Thanks to reader Larry for Jim Harper's Biscayne Times story on "The Trouble With Golf" that details the woes of south Florida courses. It's a long read but it's worth noting because Harper looks at all sides and talks to people on the ground. Much of the talk about golf in Florida these days stems from the recent bill introduced to convert at least five state parks into Nicklaus-designed courses.
In reality, no one is laughing about the golfing industry. Hundreds of courses around the nation have closed in the past three years (including 375 public courses, according to the National Golf Foundation), and considering that Florida has more golf courses than any state (more than 1100), it also has the most to lose. In order to survive, courses must change. The entire industry must change.
“We’ve changed and adapted better than most. We’re confident that we’ll do well,” says Pozzi of Miami Shores, who reports seeing a 17-percent increase in rounds played this season over last year. He credits this success to better weather and to the country club’s transition from a private, members-only operation to a semi-private one that offers both memberships and visitor passes. The golf course has been open to the public since the early 1990s. In 2009 the public was welcome to use all the club’s facilities.
And as a side note there was this on the Audubon programs battling over one of the state parks slated for a Nicklaus design.
The battle to preserve Jonathan Dickinson State Park and Florida’s other parks, none of which now has a golf course, becomes very confusing because it pits one “Audubon” against another. The organization Audubon International supports the golf course trail in state parks. It turns out that this “Audubon,” which operates separately from the conservation organizations using the same name, receives funding from the U.S. Golf Association.
“Their purpose is to work with golf course developers, and our purpose is to preserve habitat,” says Eric Draper, executive director of Audubon of Florida. It did just that in Tennessee. Audubon International designated several courses of the Tennessee Golf Trail as a “Certified Audubon Cooperative Sanctuary.”
In a different Miami, Bucky Albers wrote about similar issues in Ohio and noted this about club memberships there.
Last year, for instance, Walnut Grove Country Club attracted 100 new members by permitting them to join for one year by putting up $1,000 ($1,500 for a family membership) while contributing $60 monthly for food and beverage and paying an additional $100 for a locker and $100 for bag storage.
The infusion of cash enabled WG to give its clubhouse a remarkable facelift, but there was a downside in that some of the longtime members were not happy others were enjoying the facilities without paying the usual initiation fee. Some dropped out.
The WG board knew that not all of the 100 would return in 2011 and pay the normal fees, but it was hoped that many would enjoy the club and remain. It turned out that only 22 opted to sign up again this year.
Among the other 78, there were 10 who last fall accepted an offer from Dayton Country Club to join as a group in 2011 without having to contribute the posted $14,000 initiation fee.
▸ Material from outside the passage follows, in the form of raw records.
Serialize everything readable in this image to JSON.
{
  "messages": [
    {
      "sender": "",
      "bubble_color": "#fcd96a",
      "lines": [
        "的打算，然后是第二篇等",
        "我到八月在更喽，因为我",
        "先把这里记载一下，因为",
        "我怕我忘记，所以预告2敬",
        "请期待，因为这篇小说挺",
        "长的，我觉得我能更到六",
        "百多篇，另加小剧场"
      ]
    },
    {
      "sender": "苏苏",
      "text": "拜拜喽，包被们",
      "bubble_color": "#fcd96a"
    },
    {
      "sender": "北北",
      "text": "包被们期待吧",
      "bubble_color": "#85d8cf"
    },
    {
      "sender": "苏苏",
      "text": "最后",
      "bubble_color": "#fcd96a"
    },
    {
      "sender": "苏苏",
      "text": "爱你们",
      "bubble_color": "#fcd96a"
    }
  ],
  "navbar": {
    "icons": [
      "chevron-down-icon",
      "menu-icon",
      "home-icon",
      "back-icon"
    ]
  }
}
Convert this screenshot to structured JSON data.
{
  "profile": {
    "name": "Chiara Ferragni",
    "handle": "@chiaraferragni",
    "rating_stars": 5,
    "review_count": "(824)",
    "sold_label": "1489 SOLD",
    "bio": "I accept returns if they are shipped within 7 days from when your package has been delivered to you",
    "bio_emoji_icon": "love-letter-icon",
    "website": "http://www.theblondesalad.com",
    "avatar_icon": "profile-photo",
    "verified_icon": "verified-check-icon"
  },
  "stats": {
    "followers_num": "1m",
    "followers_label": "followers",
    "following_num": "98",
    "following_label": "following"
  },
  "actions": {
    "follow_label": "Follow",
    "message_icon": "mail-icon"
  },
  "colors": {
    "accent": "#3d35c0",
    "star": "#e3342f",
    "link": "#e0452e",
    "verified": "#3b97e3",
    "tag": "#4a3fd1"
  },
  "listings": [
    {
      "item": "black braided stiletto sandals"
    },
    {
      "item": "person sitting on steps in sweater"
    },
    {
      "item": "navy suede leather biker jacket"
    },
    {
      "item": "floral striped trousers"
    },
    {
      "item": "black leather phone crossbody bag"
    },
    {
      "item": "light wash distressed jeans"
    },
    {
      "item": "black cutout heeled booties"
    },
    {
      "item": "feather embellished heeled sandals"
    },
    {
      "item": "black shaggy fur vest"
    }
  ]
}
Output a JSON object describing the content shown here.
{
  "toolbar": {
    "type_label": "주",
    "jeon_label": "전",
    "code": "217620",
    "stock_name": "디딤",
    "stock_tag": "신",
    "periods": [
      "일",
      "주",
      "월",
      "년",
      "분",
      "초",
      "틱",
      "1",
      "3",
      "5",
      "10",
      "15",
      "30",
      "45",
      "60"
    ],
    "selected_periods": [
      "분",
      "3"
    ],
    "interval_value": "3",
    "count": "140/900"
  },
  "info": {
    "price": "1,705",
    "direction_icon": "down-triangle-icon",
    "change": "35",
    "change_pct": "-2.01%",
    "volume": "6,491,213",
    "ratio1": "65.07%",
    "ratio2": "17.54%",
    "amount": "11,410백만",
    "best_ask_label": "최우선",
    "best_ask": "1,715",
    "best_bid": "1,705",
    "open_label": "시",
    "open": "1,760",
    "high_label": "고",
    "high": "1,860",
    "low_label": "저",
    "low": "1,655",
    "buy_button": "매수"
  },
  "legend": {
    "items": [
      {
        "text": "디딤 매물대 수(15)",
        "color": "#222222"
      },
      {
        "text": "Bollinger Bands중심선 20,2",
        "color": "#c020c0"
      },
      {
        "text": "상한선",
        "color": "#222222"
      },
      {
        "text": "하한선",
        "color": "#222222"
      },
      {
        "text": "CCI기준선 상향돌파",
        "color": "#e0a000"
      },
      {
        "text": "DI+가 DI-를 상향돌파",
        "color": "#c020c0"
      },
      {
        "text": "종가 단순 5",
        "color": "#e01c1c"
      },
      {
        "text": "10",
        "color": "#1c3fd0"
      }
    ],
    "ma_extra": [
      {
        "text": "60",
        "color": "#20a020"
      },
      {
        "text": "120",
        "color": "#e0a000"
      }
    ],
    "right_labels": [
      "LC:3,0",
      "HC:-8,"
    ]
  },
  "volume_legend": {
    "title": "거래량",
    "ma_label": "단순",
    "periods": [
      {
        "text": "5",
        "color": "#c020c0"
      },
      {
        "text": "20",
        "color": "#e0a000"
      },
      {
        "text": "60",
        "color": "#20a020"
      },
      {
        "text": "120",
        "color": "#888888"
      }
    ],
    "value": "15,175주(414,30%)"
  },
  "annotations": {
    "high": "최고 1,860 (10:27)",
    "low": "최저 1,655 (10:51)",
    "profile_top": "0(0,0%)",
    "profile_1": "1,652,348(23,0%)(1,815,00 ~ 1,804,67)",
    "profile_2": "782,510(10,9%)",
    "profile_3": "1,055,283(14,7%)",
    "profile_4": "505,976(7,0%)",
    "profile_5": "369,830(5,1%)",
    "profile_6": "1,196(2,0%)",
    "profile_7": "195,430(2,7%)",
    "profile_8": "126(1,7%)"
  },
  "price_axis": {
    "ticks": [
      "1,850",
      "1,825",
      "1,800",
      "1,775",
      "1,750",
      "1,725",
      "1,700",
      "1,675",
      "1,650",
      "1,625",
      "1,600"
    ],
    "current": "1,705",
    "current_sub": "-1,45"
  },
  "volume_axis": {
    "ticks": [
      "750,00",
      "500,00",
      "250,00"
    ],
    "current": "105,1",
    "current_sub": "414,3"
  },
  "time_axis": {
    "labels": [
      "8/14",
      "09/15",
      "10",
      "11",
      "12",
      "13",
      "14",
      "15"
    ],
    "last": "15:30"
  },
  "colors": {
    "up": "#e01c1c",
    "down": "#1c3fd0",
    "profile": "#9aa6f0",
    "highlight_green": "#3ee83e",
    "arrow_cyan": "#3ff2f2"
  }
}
They agreed to remain for two years and pay monthly dues.
This spring, DCC also offered individual memberships for a $3,500 initiation fee plus a guarantee that the newcomers would pay dues for two years. That fee has been bumped up to $5,000 for anyone joining before June 1.